They’re all different in their own ways, so a lot of it depends on where I am or what my traffic pattern that day is going to be. If I’m heading one way I’ll go to one market; if I’m heading another way I’ll go to another market. It’s a lot of great options.
Why did you decide to write a book on the topic of farmers markets, specifically?
I think because there have been so many new markets that have opened, and I think people need to understand the place that they hold in our food system. Back in the mid-1800s when the city fathers wrote the charter of St. Paul, they built into it a farmers market, so the city must always have one. That’s really cool because they understood the importance of bringing together the rural part of the region with the urban part of the region.
For me, farmers markets are a fundamental part of the city. I wanted to write [“Minnesota’s Bounty”] because of their importance and their importance in our food system. I wanted people to understand that the markets aren’t only a great place to buy food, but they’re also a place where a lot of food entrepreneurs have begun. So you see companies like Cedar Summit Farm dairy, who got their start at the St. Paul Farmers’ Market. … A number of entrepreneurs have started by just selling at the market and then moving beyond that.
So, [markets] are important for a lot of reasons.
Can you explain your ingredient-first philosophy a little?
So, the idea is that you go the market, you look to see what’s beautiful, you buy what you like and then you come home and cook. The reason why I did it by ingredients instead of by season is that — look at our seasons now — our seasons are so out of whack, they’re all over the place. So, you see what you have, and then you look it up in the book. It’s kind of a field guide to the market.
Aside from the concept of ingredients first, what are some of the main ideas in “Minnesota’s Bounty”?
To showcase our wonderful small farmers. To get people to pay attention to the markets for all the reasons beyond being a cool place to go. I wanted the book to be really user friendly, and I wanted people to also recognize that there’s a lot of local food that is at the market that they may not think of as being market food, like dairy and meat breads and things like that.
What do you hope your readers will take away from “Minnesota’s Bounty”?
I hope they’ll want to cook, and I hope they’ll also realize how easy and quick it is. Part of what I tried to do with the “quick ideas,” which are in each small chapter, is show that you don’t have to have an elaborate recipe for each ingredient. Really, there are lots of ways to use this food that will be quick and easy. You can shop the market just for the fun of it and come home and it doesn’t have to be a big production. You can just make a quick and really casual meal.
What are some of your techniques for when you shop the farmers market?
I’ve been doing it long enough that I have favorite vendors, so I always go and check in with them. But I think what I usually do is just buy a cup of coffee, take a big swoop and walk the market first to see what’s there and then go back and shop.

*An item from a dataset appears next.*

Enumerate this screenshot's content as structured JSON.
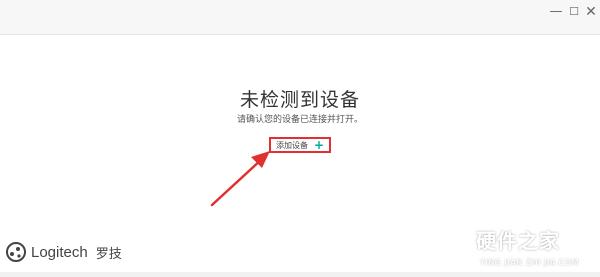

Do you have a favorite dish from the book that you like to cook?
It depends on what the season is. Right now my favorite dish is grilled asparagus with shallots and orange. That’s really fun to make. But when the asparagus are gone, it’ll be the pea soup.
Is there anything else that you wanted to add?
I just hope that what this does it make the markets feel more friendly and easy and not a big deal. I hope that people will get more like Europe, where you just go in, you make it part of your weekend routine. It’s just fun and relaxing. And the cooking is part of it, but it shouldn’t take over your whole day. It should just be really fun.